WASHINGTON, D.C. – As massive vaccine shortages cripple the global response to the greatest public health crisis in a century, Public Citizen says unrealistic vaccine manufacturing projections are undermining efforts to develop and implement a viable program to supply the doses needed to save lives and end the pandemic. In a new analysis, Public Citizen challenges the dangerous narrative that the supply problem will soon be resolved and outlines six key reasons why COVID-19 vaccine manufacturing is not meeting expectations.

“People suffering and waiting for vaccines worldwide cannot afford for leaders to embrace wildly optimistic forecasts suggesting COVID-19 doses soon will be available,” said Peter Maybarduk, director of Public Citizen’s Access to Medicines program. “Pharmaceutical companies have a financial interest in exaggerating their ability to deliver and downplaying the risks. We need urgent public manufacturing and technology sharing to meet global need and end the pandemic.

In a recent letter to President Biden opposing an intellectual property waiver, the Pharmaceutical Research and Manufacturers of America (PhRMA) argued that “COVID-19 vaccine manufacturers will supply approximately 10 billion doses by the end of 2021, enough to vaccinate the entire current global vaccine eligible population.”  Meanwhile, COVAX, the global program to supply low-and-middle income countries, delivered only one-fifth the number of doses it expected to supply by the end of April.

“The global response to ending the pandemic cannot be based on the most optimistic assumptions.” said Zain Rizvi, law and policy researcher and author of the analysis. “Crossing our fingers is not a sustainable public health strategy.”

Public Citizen said the unrealistic projections fail to account for:

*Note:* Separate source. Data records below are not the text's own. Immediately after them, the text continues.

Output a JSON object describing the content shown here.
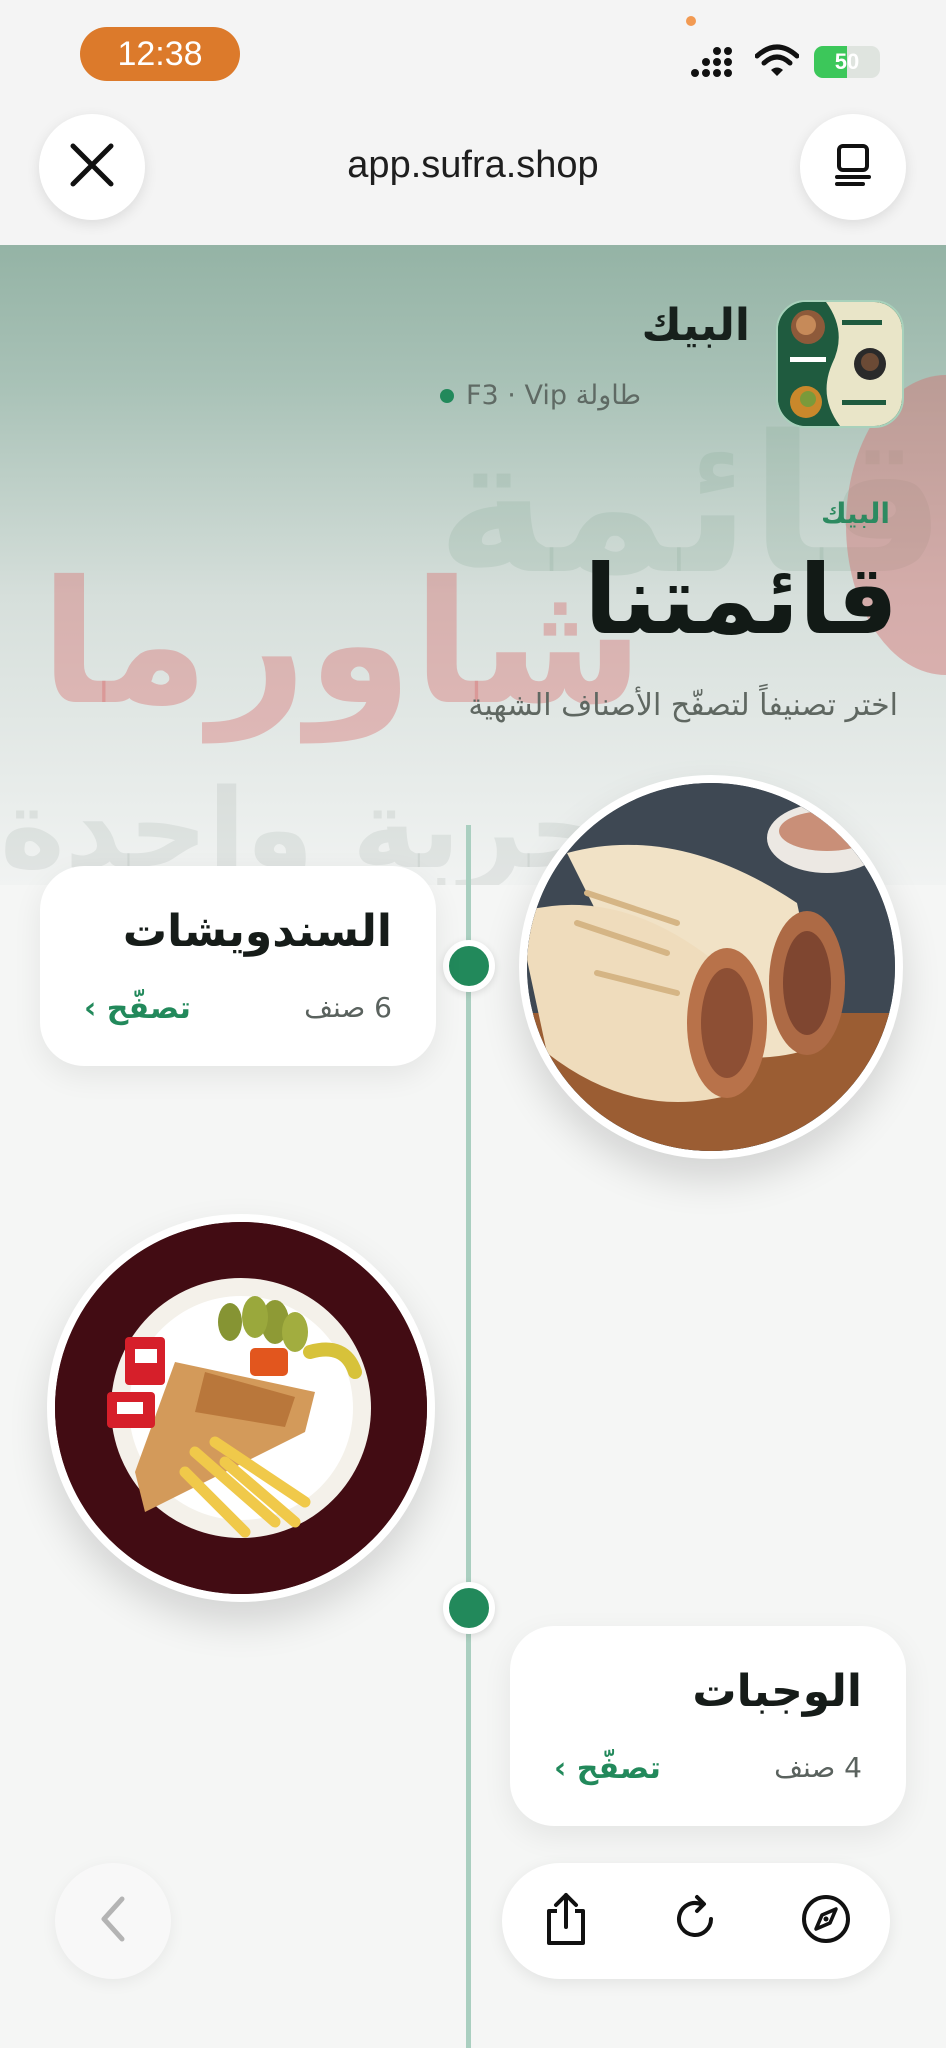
{
  "status_bar": {
    "time": "12:38",
    "battery": "50",
    "battery_level": 0.5
  },
  "browser": {
    "url": "app.sufra.shop"
  },
  "header": {
    "restaurant_name": "البيك",
    "table_label": "طاولة F3 · Vip",
    "logo_items": [
      "Beef Pizza",
      "Black Burger",
      "Chicken Steak"
    ]
  },
  "hero": {
    "eyebrow": "البيك",
    "title": "قائمتنا",
    "subtitle": "اختر تصنيفاً لتصفّح الأصناف الشهية",
    "background_words": [
      "قائمة",
      "شاورما",
      "تجربة واحدة"
    ]
  },
  "categories": [
    {
      "name": "السندويشات",
      "count": "6 صنف",
      "browse": "تصفّح ›"
    },
    {
      "name": "الوجبات",
      "count": "4 صنف",
      "browse": "تصفّح ›"
    }
  ],
  "icons": {
    "close": "close-icon",
    "tabs": "tabs-icon",
    "back": "chevron-left-icon",
    "share": "share-icon",
    "reload": "reload-icon",
    "compass": "compass-icon"
  },
  "colors": {
    "accent": "#22895b",
    "time_pill": "#dc7a2b",
    "battery": "#3cc75a"
  }
}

  • Some vaccines failing to obtain regulatory authorization;
  • Production errors like those at the Emergent BioSolutions facility in Baltimore and other delays in meeting production targets, including due to raw material shortages;
  • The possibility of new variants that may render some vaccines ineffective;
  • Increased global demand if boosters are needed and as wealthy countries approve vaccines for use in children and adolescents;
  • Country stockpiling.

Public Citizen and 65 other health, faith and development organizations recently called on President Biden to launch an urgent vaccine manufacturing program designed to meet global need and end the pandemic.